SUPPLIED DATA:
▼
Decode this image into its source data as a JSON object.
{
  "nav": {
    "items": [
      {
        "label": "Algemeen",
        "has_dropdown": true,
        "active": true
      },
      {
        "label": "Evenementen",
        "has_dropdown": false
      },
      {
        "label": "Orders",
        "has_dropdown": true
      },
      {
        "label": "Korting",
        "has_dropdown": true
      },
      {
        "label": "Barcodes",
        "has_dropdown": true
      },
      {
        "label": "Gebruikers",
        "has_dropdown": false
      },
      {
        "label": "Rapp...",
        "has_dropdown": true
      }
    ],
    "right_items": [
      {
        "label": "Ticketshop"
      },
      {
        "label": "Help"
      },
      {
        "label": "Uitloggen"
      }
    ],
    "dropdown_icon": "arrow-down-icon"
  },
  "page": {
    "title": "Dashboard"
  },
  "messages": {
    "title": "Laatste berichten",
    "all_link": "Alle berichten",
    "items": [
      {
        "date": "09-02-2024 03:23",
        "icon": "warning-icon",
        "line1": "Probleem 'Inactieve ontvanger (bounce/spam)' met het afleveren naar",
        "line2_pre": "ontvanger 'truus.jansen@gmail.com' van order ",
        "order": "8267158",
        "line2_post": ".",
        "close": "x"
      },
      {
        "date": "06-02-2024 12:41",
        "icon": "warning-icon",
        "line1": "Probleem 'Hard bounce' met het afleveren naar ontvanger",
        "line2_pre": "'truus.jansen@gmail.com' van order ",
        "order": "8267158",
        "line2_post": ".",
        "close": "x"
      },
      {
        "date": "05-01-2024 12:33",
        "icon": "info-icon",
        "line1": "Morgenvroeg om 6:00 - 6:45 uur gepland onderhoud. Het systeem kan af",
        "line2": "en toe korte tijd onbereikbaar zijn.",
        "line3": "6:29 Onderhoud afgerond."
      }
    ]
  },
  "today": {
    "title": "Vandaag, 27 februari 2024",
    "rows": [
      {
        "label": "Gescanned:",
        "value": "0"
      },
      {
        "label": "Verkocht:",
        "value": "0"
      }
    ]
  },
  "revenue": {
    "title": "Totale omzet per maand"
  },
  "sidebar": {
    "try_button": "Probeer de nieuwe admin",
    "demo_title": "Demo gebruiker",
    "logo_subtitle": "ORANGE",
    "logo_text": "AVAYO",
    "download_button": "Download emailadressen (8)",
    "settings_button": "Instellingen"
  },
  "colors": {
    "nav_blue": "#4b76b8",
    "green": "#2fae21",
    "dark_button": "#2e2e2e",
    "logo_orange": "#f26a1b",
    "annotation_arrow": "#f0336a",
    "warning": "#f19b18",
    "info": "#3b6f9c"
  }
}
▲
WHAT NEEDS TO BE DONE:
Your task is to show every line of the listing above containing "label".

FINAL ANSWER:
        "label": "Algemeen",
        "label": "Evenementen",
        "label": "Orders",
        "label": "Korting",
        "label": "Barcodes",
        "label": "Gebruikers",
        "label": "Rapp...",
        "label": "Ticketshop"
        "label": "Help"
        "label": "Uitloggen"
        "label": "Gescanned:",
        "label": "Verkocht:",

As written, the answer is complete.